[Stored data]
====

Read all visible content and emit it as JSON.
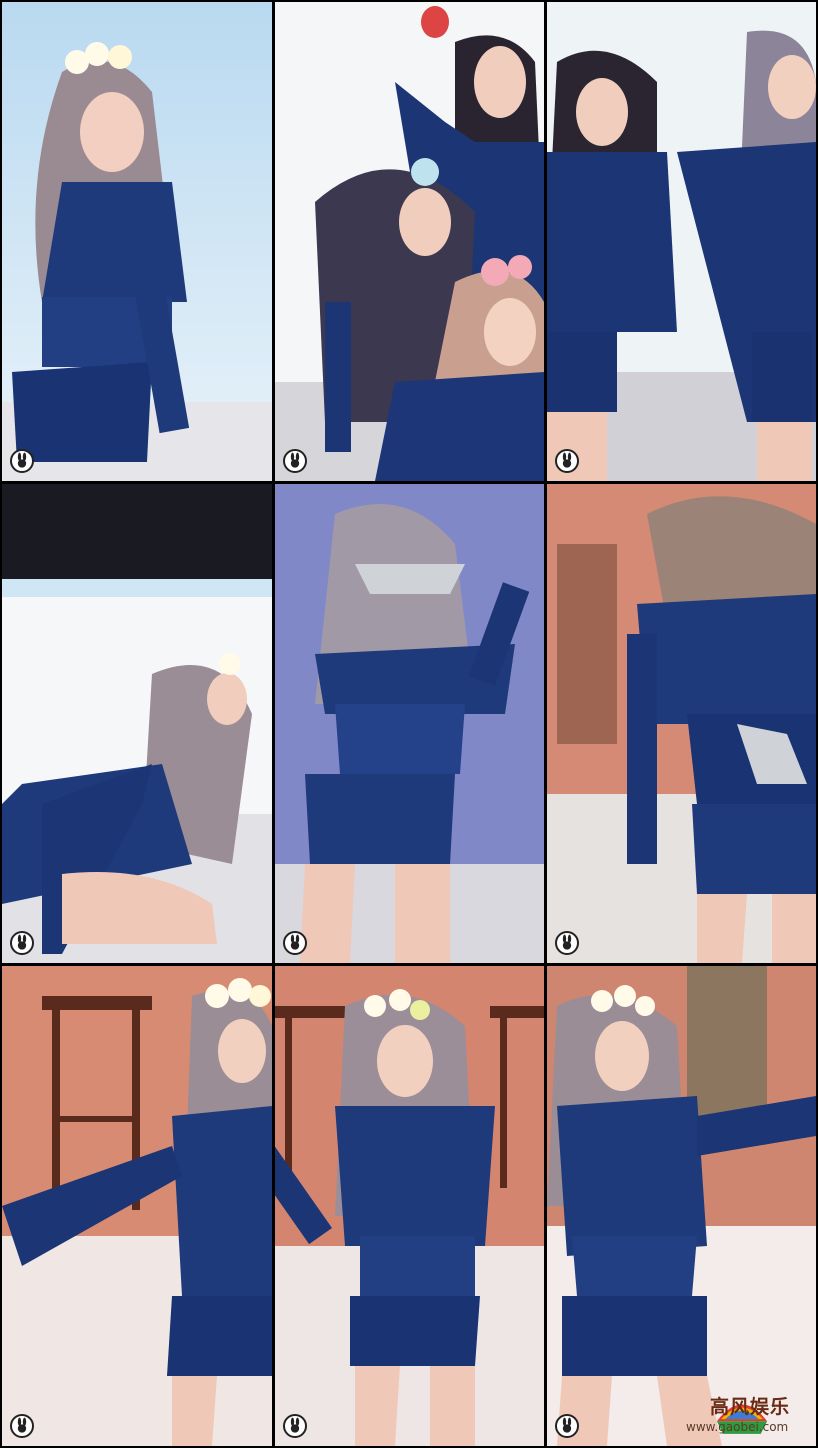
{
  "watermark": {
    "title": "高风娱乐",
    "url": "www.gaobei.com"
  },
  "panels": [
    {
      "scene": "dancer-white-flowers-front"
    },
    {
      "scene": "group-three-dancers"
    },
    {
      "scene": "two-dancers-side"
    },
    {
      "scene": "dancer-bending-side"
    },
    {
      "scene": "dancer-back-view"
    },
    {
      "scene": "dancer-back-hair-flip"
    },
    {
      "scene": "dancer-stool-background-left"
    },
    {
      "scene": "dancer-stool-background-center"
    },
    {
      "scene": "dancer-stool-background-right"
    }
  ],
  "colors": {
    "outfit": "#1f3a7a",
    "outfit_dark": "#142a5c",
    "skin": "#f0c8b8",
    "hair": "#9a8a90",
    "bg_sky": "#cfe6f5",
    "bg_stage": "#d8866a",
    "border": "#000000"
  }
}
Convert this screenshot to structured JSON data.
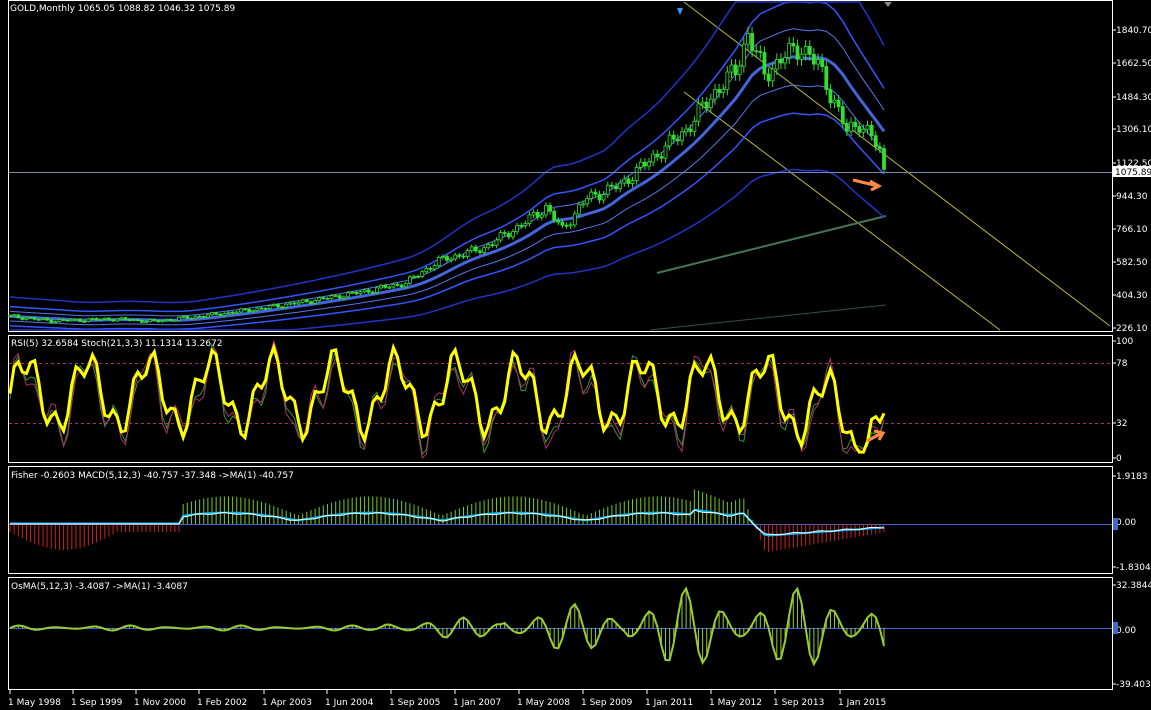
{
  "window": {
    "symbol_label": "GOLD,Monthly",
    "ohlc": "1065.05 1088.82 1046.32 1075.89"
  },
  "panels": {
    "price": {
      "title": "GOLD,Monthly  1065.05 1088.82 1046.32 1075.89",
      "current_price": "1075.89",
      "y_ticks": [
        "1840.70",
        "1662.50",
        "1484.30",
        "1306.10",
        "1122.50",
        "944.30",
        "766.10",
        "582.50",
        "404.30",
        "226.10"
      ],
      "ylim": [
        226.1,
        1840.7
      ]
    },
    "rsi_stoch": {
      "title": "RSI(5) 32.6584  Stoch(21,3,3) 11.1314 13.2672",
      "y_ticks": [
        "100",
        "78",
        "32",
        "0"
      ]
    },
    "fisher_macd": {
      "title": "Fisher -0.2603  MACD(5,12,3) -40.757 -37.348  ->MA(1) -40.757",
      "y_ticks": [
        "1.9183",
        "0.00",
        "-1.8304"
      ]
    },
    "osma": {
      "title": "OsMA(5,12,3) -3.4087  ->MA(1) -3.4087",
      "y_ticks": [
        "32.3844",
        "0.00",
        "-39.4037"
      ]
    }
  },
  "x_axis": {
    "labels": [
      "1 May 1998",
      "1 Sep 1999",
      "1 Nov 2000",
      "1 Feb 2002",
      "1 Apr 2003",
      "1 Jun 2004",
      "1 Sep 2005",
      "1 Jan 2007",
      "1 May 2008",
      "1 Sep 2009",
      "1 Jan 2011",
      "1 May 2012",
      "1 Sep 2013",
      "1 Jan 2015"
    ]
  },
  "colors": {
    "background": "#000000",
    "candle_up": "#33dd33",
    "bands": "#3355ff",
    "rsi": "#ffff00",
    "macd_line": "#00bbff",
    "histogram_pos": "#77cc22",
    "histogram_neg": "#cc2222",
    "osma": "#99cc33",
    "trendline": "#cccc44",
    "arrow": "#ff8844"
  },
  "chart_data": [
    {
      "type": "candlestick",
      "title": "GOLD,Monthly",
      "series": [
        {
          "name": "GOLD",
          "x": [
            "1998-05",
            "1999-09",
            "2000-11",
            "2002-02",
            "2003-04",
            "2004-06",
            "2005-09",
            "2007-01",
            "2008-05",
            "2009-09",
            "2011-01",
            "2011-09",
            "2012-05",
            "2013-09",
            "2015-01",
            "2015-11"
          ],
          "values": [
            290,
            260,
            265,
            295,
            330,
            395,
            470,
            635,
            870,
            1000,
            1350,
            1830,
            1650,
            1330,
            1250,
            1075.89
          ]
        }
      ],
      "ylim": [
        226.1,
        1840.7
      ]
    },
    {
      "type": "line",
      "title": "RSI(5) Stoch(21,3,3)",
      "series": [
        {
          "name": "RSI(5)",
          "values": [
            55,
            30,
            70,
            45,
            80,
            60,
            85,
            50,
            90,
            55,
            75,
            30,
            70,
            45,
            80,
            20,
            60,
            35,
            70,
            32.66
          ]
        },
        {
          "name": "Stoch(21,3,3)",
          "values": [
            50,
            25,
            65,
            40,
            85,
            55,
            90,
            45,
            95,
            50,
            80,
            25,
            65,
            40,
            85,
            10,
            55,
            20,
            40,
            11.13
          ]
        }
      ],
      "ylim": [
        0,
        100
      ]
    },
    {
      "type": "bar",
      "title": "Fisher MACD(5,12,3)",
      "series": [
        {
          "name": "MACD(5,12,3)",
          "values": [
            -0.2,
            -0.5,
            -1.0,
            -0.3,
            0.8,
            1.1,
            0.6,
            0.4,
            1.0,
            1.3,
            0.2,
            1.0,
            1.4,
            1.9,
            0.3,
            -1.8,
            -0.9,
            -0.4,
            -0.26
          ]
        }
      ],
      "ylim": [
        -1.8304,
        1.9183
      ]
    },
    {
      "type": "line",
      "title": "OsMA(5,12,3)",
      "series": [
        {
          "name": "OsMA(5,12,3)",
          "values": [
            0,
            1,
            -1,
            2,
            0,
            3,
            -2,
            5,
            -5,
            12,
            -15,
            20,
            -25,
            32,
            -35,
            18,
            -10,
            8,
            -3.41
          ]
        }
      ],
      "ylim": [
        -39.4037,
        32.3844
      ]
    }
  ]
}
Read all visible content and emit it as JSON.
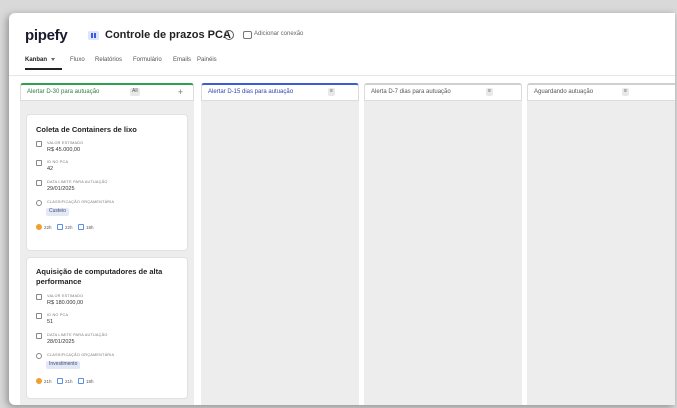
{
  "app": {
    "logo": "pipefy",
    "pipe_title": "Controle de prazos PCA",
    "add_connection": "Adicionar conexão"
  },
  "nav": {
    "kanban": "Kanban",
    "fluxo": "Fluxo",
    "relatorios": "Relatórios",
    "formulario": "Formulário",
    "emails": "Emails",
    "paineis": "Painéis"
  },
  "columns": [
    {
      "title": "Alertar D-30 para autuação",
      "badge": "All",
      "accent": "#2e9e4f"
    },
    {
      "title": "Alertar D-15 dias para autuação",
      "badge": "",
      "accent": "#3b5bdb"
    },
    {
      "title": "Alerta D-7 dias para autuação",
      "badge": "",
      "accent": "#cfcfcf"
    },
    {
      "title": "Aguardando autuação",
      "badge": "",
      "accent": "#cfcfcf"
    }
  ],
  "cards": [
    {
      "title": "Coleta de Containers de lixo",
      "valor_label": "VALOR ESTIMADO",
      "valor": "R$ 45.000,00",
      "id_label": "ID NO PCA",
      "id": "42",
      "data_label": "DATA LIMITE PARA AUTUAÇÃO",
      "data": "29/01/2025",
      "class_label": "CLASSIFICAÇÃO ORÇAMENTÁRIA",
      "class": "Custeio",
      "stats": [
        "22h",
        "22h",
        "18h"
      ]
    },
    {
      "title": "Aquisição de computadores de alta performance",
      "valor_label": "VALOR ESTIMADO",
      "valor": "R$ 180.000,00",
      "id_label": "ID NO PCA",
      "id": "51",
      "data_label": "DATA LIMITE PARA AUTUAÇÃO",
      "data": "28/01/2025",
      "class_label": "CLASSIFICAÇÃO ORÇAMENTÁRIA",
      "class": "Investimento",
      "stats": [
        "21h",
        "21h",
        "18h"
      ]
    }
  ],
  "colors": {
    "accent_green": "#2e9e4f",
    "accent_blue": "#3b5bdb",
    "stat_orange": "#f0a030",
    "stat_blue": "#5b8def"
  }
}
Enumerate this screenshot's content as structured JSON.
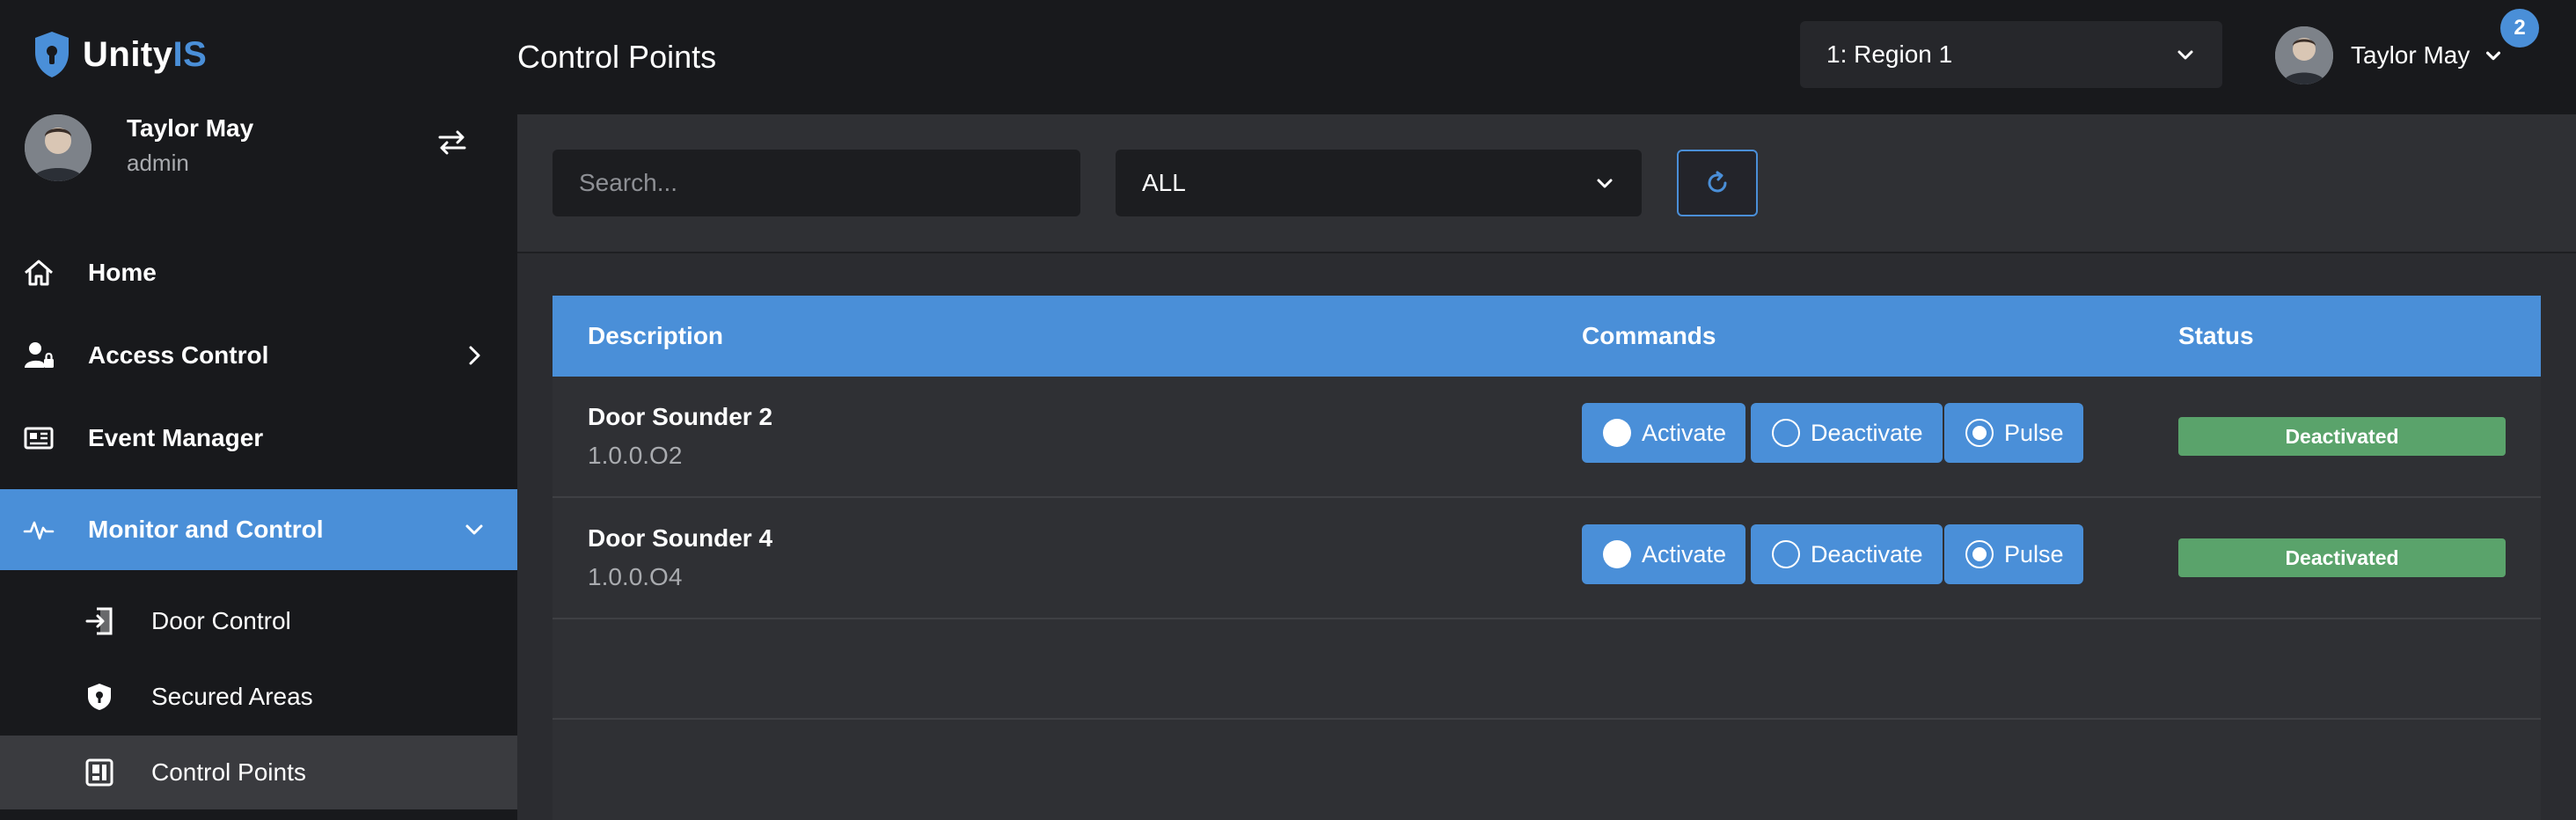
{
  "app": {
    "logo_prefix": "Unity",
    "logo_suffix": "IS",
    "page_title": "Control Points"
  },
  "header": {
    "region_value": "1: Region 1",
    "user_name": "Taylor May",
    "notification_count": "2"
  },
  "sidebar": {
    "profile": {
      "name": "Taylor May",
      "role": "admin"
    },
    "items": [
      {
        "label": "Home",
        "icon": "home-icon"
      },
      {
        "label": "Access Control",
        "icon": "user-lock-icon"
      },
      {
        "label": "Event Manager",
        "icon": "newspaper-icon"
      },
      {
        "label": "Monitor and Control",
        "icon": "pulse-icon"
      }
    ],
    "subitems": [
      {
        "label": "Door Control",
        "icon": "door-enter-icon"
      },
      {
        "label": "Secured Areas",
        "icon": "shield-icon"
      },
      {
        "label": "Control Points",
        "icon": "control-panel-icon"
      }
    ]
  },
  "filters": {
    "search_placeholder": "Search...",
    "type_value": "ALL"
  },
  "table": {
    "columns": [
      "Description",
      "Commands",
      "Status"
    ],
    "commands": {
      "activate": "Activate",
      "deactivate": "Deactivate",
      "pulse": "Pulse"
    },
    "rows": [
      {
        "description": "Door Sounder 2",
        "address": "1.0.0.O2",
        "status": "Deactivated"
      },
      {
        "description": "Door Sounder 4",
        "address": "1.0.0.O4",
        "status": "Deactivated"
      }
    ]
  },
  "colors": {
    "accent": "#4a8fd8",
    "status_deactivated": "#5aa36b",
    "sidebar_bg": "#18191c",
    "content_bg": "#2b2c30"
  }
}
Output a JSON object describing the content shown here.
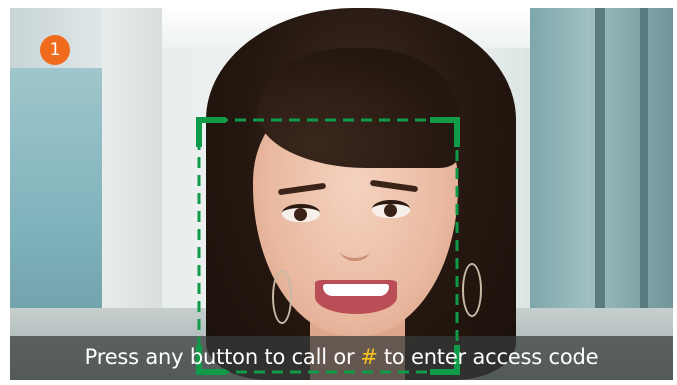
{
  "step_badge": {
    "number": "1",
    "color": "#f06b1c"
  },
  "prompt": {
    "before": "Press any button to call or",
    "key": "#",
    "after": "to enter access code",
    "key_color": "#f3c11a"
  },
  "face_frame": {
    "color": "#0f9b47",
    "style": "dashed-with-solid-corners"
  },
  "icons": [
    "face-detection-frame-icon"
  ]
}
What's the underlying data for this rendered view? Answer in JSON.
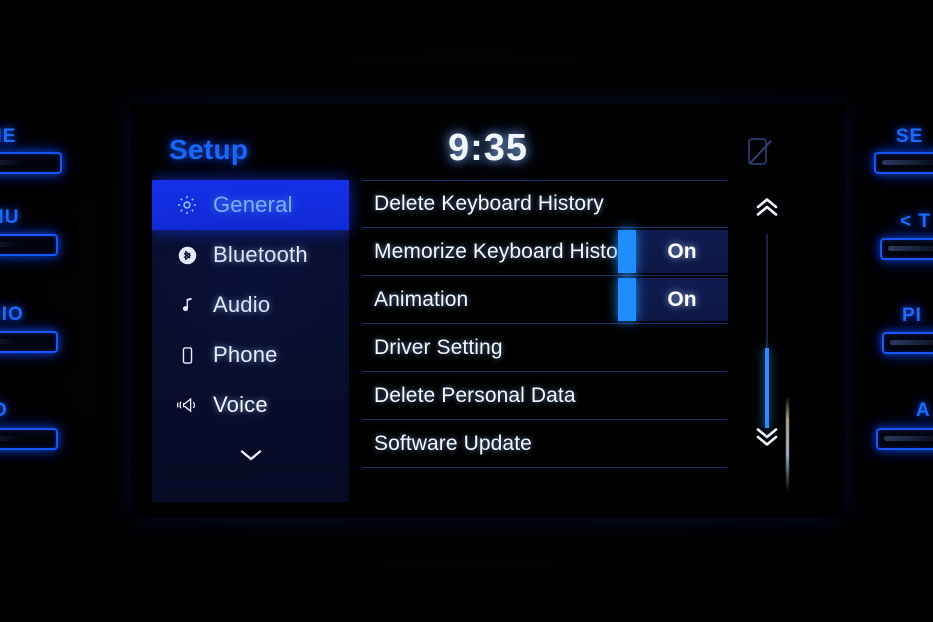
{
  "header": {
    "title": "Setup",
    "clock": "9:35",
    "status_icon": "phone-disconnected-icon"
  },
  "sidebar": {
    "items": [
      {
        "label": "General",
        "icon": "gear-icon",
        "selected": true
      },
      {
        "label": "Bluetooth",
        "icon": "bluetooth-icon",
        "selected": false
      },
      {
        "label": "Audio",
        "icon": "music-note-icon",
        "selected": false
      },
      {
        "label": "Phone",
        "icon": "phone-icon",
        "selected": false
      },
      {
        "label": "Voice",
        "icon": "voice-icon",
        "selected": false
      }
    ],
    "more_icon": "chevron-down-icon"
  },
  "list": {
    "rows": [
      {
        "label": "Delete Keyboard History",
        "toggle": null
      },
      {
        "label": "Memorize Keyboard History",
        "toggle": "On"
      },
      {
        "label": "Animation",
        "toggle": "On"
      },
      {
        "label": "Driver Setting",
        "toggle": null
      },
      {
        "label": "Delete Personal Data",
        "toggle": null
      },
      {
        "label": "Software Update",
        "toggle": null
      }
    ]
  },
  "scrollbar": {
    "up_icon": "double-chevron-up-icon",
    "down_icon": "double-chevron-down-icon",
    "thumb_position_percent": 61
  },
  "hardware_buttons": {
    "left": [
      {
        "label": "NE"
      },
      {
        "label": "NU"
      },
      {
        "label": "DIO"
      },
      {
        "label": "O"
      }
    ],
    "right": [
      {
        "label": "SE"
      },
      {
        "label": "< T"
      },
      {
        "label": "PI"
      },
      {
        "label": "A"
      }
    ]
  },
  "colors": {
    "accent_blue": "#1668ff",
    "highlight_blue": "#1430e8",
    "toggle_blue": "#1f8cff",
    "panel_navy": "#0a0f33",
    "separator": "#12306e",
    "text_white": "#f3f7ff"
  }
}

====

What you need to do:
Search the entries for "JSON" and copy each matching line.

Worked solution:
Read all visible content and emit it as JSON.
Convert this screenshot to structured JSON data.
Read all visible content and emit it as JSON.
Enumerate this screenshot's content as structured JSON.
Output a JSON object describing the content shown here.
What's the underlying data for this rendered view? Answer in JSON.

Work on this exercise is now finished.